Planting time adjustments
Many growers are so focused on getting the planting done that they often overlook some key areas that greatly affect the crops after they’re started.
● You’ve heard the expression “garbage in, garbage out.” With greenhouse production, this phrase means poor-quality starting materials will lead to poor-quality finished plants.
● Many growers would benefit from tightening up their quality control measures prior to planting their new crops. This entails inspecting the starting materials for any issues, including variability within the trays, poor root health, the presence of insects, mites, diseases, viruses and weeds. Avoid planting plants that have problems.
● Some crops, such as aquilegia, do not like to be planted too deeply. Planting certain crops too deeply can lead to poor establishment, crop variability and even plant losses. As a general rule, most plants need to be planted so the top of the liner is even with or just slightly below the soil level of the container they’re being planted into.
● All crops would benefit from the plugs and liners being moist at the time of potting. Dry plugs tend to establish more slowly regardless of the moisture of the growing mix they’re planted into.
● Adding water to the growing mix can increase soil yields by as much as 10% and allow for better planting and transportation from the potting barn to the greenhouse.
● If possible, I find it best to water the crops after potting and before they’re moved into the greenhouse. If that can’t happen, water them in immediately after they’re set down.
The early days
Sometimes plants seem to grow themselves, but other times they need a little supervision and coaxing to reach the finish line.
● Watering is one of the most important aspects of growing plants.

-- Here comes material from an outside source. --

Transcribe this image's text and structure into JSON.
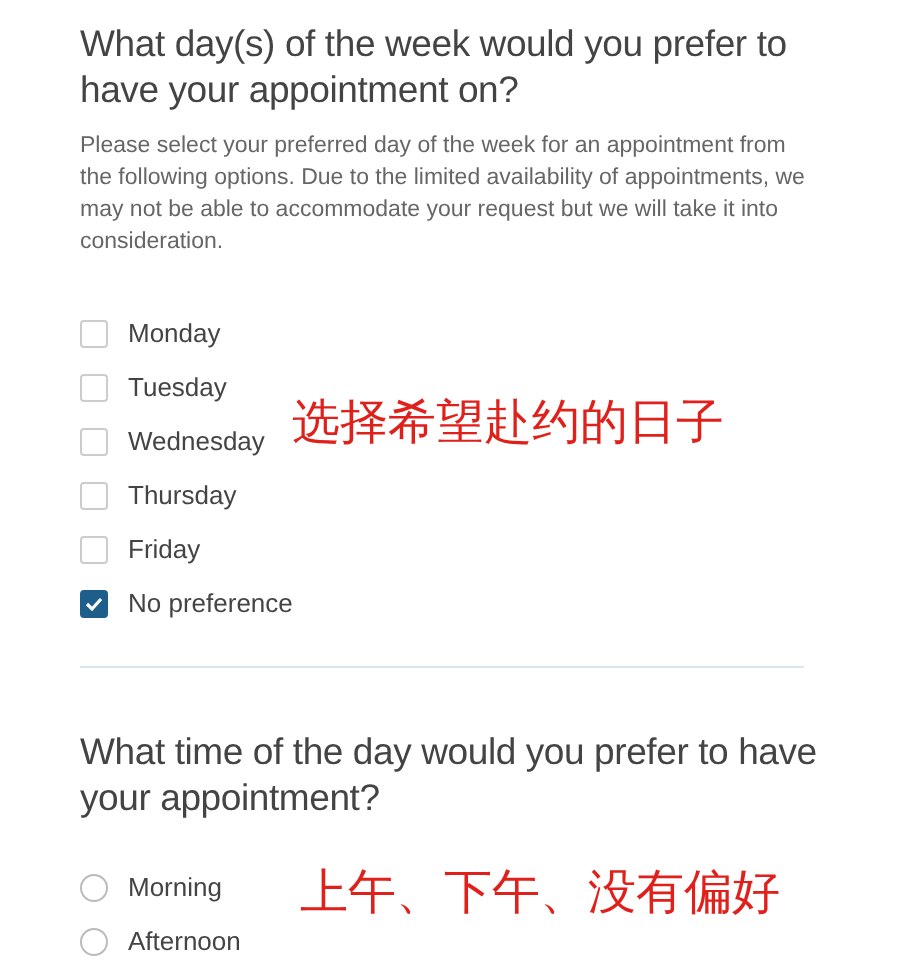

Not only is it critical for their survival, but irrigation also influences how they grow and their final quality, as well as impacts crop timing. Water is also a key factor with the development of foliar and root diseases. Most growers apply at least 50% more water than is necessary to grow their plants. Try to grow without applying too much water. Level 3 is the place to be.
● Proper fertility is essential to not only produce healthy crops, but to ensure they’re ready by the intended sales date. Providing too little or excessive fertility will delay plant establishment and will require additional time. As you likely already know, low nutrition can lead to nutrient deficiencies and high fertility can cause the EC to increase and can lead to root rot diseases.
● Scouting weekly for insects and diseases, as well as for the need for growth regulators, is essential. If you’re not already doing this, I encourage you to dedicate some time each week to more thoroughly observing your crops.
Just as much as the phrase “garbage in, garbage out” applies to our industry, I also think “strong start, strong finish” is equally applicable. The topics I highlighted above are just a few examples of how I aim to head off potential issues, start strong and finish stronger in the upcoming growing season. I hope you have a productive and successful 2024 growing season. GT
Paul Pilon is editor-at-large of the Perennial Pulse e-newsletter and Director of Growing at Opel Growers in Hudsonville, Michigan. He can be reached at email@example.com.